### Task description
Output the full set of records exactly.

### Data records

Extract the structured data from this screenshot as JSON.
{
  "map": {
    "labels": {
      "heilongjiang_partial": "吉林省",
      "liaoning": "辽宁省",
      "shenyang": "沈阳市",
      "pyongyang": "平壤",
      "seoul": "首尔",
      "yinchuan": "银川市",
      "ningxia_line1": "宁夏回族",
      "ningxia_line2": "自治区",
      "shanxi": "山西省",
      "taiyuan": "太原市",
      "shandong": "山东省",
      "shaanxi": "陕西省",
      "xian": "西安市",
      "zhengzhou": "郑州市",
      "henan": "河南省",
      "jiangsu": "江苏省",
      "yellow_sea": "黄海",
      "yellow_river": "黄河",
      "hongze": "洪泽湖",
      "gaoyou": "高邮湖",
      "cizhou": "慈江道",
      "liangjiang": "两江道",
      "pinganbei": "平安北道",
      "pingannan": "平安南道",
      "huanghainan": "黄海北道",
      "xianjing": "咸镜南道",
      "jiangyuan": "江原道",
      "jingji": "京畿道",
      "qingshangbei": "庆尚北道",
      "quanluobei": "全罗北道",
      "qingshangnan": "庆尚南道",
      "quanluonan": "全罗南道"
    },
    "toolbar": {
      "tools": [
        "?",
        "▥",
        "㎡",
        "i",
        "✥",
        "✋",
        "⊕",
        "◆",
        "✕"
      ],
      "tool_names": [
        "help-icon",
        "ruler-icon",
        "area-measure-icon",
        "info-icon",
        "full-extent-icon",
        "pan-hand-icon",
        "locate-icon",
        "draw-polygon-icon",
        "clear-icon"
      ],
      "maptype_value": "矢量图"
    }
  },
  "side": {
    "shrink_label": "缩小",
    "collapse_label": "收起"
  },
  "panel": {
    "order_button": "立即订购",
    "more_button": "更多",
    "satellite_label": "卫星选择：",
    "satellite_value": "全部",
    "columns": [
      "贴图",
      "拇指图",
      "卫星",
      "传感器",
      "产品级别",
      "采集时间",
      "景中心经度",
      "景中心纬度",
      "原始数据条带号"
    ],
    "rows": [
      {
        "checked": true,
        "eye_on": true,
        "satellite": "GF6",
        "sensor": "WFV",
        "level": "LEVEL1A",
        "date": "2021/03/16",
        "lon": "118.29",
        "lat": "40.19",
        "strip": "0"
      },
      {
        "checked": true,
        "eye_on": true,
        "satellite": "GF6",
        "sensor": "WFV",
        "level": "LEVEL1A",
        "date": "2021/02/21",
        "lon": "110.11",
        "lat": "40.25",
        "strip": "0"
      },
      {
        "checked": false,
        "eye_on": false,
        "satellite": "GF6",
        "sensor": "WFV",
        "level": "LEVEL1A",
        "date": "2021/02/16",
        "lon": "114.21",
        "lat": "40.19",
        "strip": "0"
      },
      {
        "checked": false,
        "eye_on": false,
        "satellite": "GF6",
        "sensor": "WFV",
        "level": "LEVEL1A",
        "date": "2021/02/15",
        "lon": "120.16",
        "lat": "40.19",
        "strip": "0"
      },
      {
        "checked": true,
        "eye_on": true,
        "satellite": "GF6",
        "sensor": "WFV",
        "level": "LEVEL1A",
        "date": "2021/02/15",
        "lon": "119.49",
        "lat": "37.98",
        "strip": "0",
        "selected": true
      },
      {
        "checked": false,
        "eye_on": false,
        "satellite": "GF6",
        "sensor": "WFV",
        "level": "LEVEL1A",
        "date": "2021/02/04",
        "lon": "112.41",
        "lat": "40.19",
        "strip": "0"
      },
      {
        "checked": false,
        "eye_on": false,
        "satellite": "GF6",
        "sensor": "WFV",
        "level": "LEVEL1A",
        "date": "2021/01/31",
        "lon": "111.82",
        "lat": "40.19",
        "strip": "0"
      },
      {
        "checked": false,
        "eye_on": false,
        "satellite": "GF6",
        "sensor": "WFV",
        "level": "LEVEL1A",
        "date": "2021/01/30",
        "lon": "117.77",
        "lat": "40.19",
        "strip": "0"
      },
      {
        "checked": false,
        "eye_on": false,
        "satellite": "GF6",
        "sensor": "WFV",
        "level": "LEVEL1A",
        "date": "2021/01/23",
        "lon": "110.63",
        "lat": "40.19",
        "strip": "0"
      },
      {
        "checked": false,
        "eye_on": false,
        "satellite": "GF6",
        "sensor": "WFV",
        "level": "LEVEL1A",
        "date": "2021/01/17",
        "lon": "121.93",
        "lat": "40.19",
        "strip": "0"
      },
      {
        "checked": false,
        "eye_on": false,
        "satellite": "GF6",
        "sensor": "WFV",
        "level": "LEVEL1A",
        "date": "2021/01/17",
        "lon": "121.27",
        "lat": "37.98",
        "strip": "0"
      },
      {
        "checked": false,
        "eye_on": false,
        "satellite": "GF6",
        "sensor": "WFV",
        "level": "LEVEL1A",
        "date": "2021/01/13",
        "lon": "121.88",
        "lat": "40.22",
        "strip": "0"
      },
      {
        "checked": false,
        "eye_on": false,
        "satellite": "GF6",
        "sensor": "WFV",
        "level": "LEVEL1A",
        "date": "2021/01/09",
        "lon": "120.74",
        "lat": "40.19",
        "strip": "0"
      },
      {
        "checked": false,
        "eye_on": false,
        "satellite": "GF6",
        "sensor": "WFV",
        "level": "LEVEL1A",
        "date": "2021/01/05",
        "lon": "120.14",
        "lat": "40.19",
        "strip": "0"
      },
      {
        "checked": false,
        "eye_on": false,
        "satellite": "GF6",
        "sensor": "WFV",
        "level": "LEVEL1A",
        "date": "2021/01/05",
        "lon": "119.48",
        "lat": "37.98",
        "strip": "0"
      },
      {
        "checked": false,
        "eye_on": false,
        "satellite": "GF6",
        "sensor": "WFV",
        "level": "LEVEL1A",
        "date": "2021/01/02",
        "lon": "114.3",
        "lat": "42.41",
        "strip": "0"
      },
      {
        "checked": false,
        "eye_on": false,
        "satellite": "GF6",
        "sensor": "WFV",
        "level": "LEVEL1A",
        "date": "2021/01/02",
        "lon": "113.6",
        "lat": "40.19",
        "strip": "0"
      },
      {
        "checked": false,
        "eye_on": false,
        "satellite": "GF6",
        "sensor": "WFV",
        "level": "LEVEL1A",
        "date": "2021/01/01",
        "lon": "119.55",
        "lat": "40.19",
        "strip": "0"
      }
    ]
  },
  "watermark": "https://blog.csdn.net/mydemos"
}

### Answer
Extract the structured data from this screenshot as JSON.
{
  "map": {
    "labels": {
      "heilongjiang_partial": "吉林省",
      "liaoning": "辽宁省",
      "shenyang": "沈阳市",
      "pyongyang": "平壤",
      "seoul": "首尔",
      "yinchuan": "银川市",
      "ningxia_line1": "宁夏回族",
      "ningxia_line2": "自治区",
      "shanxi": "山西省",
      "taiyuan": "太原市",
      "shandong": "山东省",
      "shaanxi": "陕西省",
      "xian": "西安市",
      "zhengzhou": "郑州市",
      "henan": "河南省",
      "jiangsu": "江苏省",
      "yellow_sea": "黄海",
      "yellow_river": "黄河",
      "hongze": "洪泽湖",
      "gaoyou": "高邮湖",
      "cizhou": "慈江道",
      "liangjiang": "两江道",
      "pinganbei": "平安北道",
      "pingannan": "平安南道",
      "huanghainan": "黄海北道",
      "xianjing": "咸镜南道",
      "jiangyuan": "江原道",
      "jingji": "京畿道",
      "qingshangbei": "庆尚北道",
      "quanluobei": "全罗北道",
      "qingshangnan": "庆尚南道",
      "quanluonan": "全罗南道"
    },
    "toolbar": {
      "tools": [
        "?",
        "▥",
        "㎡",
        "i",
        "✥",
        "✋",
        "⊕",
        "◆",
        "✕"
      ],
      "tool_names": [
        "help-icon",
        "ruler-icon",
        "area-measure-icon",
        "info-icon",
        "full-extent-icon",
        "pan-hand-icon",
        "locate-icon",
        "draw-polygon-icon",
        "clear-icon"
      ],
      "maptype_value": "矢量图"
    }
  },
  "side": {
    "shrink_label": "缩小",
    "collapse_label": "收起"
  },
  "panel": {
    "order_button": "立即订购",
    "more_button": "更多",
    "satellite_label": "卫星选择：",
    "satellite_value": "全部",
    "columns": [
      "贴图",
      "拇指图",
      "卫星",
      "传感器",
      "产品级别",
      "采集时间",
      "景中心经度",
      "景中心纬度",
      "原始数据条带号"
    ],
    "rows": [
      {
        "checked": true,
        "eye_on": true,
        "satellite": "GF6",
        "sensor": "WFV",
        "level": "LEVEL1A",
        "date": "2021/03/16",
        "lon": "118.29",
        "lat": "40.19",
        "strip": "0"
      },
      {
        "checked": true,
        "eye_on": true,
        "satellite": "GF6",
        "sensor": "WFV",
        "level": "LEVEL1A",
        "date": "2021/02/21",
        "lon": "110.11",
        "lat": "40.25",
        "strip": "0"
      },
      {
        "checked": false,
        "eye_on": false,
        "satellite": "GF6",
        "sensor": "WFV",
        "level": "LEVEL1A",
        "date": "2021/02/16",
        "lon": "114.21",
        "lat": "40.19",
        "strip": "0"
      },
      {
        "checked": false,
        "eye_on": false,
        "satellite": "GF6",
        "sensor": "WFV",
        "level": "LEVEL1A",
        "date": "2021/02/15",
        "lon": "120.16",
        "lat": "40.19",
        "strip": "0"
      },
      {
        "checked": true,
        "eye_on": true,
        "satellite": "GF6",
        "sensor": "WFV",
        "level": "LEVEL1A",
        "date": "2021/02/15",
        "lon": "119.49",
        "lat": "37.98",
        "strip": "0",
        "selected": true
      },
      {
        "checked": false,
        "eye_on": false,
        "satellite": "GF6",
        "sensor": "WFV",
        "level": "LEVEL1A",
        "date": "2021/02/04",
        "lon": "112.41",
        "lat": "40.19",
        "strip": "0"
      },
      {
        "checked": false,
        "eye_on": false,
        "satellite": "GF6",
        "sensor": "WFV",
        "level": "LEVEL1A",
        "date": "2021/01/31",
        "lon": "111.82",
        "lat": "40.19",
        "strip": "0"
      },
      {
        "checked": false,
        "eye_on": false,
        "satellite": "GF6",
        "sensor": "WFV",
        "level": "LEVEL1A",
        "date": "2021/01/30",
        "lon": "117.77",
        "lat": "40.19",
        "strip": "0"
      },
      {
        "checked": false,
        "eye_on": false,
        "satellite": "GF6",
        "sensor": "WFV",
        "level": "LEVEL1A",
        "date": "2021/01/23",
        "lon": "110.63",
        "lat": "40.19",
        "strip": "0"
      },
      {
        "checked": false,
        "eye_on": false,
        "satellite": "GF6",
        "sensor": "WFV",
        "level": "LEVEL1A",
        "date": "2021/01/17",
        "lon": "121.93",
        "lat": "40.19",
        "strip": "0"
      },
      {
        "checked": false,
        "eye_on": false,
        "satellite": "GF6",
        "sensor": "WFV",
        "level": "LEVEL1A",
        "date": "2021/01/17",
        "lon": "121.27",
        "lat": "37.98",
        "strip": "0"
      },
      {
        "checked": false,
        "eye_on": false,
        "satellite": "GF6",
        "sensor": "WFV",
        "level": "LEVEL1A",
        "date": "2021/01/13",
        "lon": "121.88",
        "lat": "40.22",
        "strip": "0"
      },
      {
        "checked": false,
        "eye_on": false,
        "satellite": "GF6",
        "sensor": "WFV",
        "level": "LEVEL1A",
        "date": "2021/01/09",
        "lon": "120.74",
        "lat": "40.19",
        "strip": "0"
      },
      {
        "checked": false,
        "eye_on": false,
        "satellite": "GF6",
        "sensor": "WFV",
        "level": "LEVEL1A",
        "date": "2021/01/05",
        "lon": "120.14",
        "lat": "40.19",
        "strip": "0"
      },
      {
        "checked": false,
        "eye_on": false,
        "satellite": "GF6",
        "sensor": "WFV",
        "level": "LEVEL1A",
        "date": "2021/01/05",
        "lon": "119.48",
        "lat": "37.98",
        "strip": "0"
      },
      {
        "checked": false,
        "eye_on": false,
        "satellite": "GF6",
        "sensor": "WFV",
        "level": "LEVEL1A",
        "date": "2021/01/02",
        "lon": "114.3",
        "lat": "42.41",
        "strip": "0"
      },
      {
        "checked": false,
        "eye_on": false,
        "satellite": "GF6",
        "sensor": "WFV",
        "level": "LEVEL1A",
        "date": "2021/01/02",
        "lon": "113.6",
        "lat": "40.19",
        "strip": "0"
      },
      {
        "checked": false,
        "eye_on": false,
        "satellite": "GF6",
        "sensor": "WFV",
        "level": "LEVEL1A",
        "date": "2021/01/01",
        "lon": "119.55",
        "lat": "40.19",
        "strip": "0"
      }
    ]
  },
  "watermark": "https://blog.csdn.net/mydemos"
}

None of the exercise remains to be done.